→ What the task requires
Copy out every line of the records in which "title" can be found.

START Data provided

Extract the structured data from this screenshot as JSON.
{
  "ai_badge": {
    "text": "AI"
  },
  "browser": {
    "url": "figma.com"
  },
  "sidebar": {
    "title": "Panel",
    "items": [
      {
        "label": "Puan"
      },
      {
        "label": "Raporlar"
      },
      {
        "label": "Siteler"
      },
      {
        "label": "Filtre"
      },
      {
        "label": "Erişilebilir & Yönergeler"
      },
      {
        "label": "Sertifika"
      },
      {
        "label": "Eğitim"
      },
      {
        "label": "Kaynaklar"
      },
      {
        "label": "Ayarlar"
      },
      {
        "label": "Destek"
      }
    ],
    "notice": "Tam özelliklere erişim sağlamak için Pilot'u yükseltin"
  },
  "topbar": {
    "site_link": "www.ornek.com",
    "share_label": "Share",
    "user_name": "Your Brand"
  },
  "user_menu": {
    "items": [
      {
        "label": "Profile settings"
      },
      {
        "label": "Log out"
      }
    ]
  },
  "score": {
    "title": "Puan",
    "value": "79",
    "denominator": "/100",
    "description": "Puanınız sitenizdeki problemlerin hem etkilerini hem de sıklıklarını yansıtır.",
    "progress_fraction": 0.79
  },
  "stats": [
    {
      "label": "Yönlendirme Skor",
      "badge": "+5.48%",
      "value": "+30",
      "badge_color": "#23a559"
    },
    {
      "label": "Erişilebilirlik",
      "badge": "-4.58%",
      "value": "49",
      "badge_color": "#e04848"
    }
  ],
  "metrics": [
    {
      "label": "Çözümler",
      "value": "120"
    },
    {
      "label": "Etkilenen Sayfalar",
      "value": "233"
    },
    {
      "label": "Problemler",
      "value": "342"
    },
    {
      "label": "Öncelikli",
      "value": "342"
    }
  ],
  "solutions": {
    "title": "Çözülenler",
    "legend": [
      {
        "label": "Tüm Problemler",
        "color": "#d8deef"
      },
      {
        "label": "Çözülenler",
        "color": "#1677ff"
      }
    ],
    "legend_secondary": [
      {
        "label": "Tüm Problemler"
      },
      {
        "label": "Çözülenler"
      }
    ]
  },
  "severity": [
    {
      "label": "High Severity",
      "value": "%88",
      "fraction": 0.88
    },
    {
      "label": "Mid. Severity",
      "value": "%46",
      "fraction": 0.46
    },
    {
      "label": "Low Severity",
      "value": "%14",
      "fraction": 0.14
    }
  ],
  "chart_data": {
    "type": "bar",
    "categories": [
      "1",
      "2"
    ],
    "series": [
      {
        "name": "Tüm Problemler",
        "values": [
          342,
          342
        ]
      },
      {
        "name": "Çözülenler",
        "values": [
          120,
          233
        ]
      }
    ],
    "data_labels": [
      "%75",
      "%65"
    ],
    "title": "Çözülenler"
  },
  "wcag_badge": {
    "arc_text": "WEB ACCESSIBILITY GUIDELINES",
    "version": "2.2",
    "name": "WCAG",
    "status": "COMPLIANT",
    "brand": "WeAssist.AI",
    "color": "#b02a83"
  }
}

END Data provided

→ Reply to the exercise
    "title": "Panel",
    "title": "Puan",
    "title": "Çözülenler",
    "title": "Çözülenler"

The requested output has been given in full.